Linda Swift said...

Hi Elizabeth. I'm happy to see you here. Our downtown was dormant for many years but now had come alive and I didn't begin to cover all the attractions and events we now have. It was quite an honor to do a program for the river boat passengers on the cruise that featured the Civil War. I didn't travel with them, just did my program and signed books while they were docked in Paducah. The ship's librarian took all of my leftover books and I received a nice check for them a short while afterward. We four local authors not only did Books for Boats and met every boat all summer; we also did Books for Broadway and set up our tables on Friday or Saturday evenings along with the other arts and crafts people and sold to the dinner crowd that came to the downtown restaurants.
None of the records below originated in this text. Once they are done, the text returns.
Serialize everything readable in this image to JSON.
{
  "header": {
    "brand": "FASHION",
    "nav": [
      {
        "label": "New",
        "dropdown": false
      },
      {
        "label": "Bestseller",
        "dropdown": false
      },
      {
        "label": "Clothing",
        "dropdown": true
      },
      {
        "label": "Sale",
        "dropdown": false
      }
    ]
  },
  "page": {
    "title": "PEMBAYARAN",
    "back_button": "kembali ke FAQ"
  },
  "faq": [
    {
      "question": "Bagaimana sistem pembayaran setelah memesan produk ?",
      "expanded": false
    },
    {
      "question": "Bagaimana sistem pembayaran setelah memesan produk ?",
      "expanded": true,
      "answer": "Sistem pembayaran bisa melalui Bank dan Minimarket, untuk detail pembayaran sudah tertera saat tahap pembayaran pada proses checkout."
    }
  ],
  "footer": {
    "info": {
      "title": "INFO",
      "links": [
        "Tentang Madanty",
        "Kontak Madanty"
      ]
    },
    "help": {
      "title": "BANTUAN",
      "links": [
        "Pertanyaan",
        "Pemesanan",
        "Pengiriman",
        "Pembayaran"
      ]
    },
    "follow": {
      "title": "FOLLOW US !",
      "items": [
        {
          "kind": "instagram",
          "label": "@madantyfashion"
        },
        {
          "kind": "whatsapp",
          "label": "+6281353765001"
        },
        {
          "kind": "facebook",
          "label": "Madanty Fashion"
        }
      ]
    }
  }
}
It was profitable and fun.

Linda Swift said...

Joye, thank you for your words about Kentucky. Yes, it is truly green. I notice it especially when we return from our annual winters in Florida. I have visited your state several times and I am always struck by the vastness of it. And the serenity and quiet of the dessert. I love warm/hot weather and would prefer the dry heat of your area over the humidity of Florida if it were only closer to family. And the West holds a special fascination for the Grand Canyon and other wonders of nature. Thanks for visiting.

momofemmett said...

Born in California, I came to rest in Missouri. Don't get me wrong, I loved the beach and all the Monterey Bay offered, and want to go back one more time, but I call this area "home". The history is rich here also, on our small 12 acre place and all over Dent County. One of my daughters does Family History research, not just for our family, but for many in the area as well as for friends. Having researched a little around the Civil War time, she is writing a book which she's titled "12 Acres". I can't wait to edit it with her. It is going to take some years to complete, as she works 2 and sometimes 3 jobs to keep a roof over her head as well as her teenage son's. It was an interesting time, the 1860s. Two brothers lived on "our" land - but owned hundreds of acres - who were part of the Civil War, the Confederate side. Daniel sold marble cabinet tops - an ad for his business was found in an 1870s newspaper - and his brother was a teacher, in law enforcement, and more. Very interesting, the things my daughter has found in her research.

I look forward to reading your Civil War stories. Jan

Linda Swift said...

Hi Jan. I am wondering where Dent County is located. I lived in Southeast MO during high school and have fond memories of the state. I set my second romance novel there (titled Full Circle - still available on Amazon) Your daughter's book sounds very interesting and I admire her tenacity in committing to such a big project with limited time. I believe many here in the southern states tend to forget that the Civil War was also fought west of the Mississippi! You (and your daughter) might be interested in my long Civil War novel, This Time Forever, which encompasses the entire war, many battles both North and South, and also required much time and research. It is $2.99-260 pages. It was made into a film by an independent film company in Nashville in 2015 and will soon be available as a DVD (Film title is Clarissa's War) You can check the book out here: Link: https://amzn.com/B00NINMI8I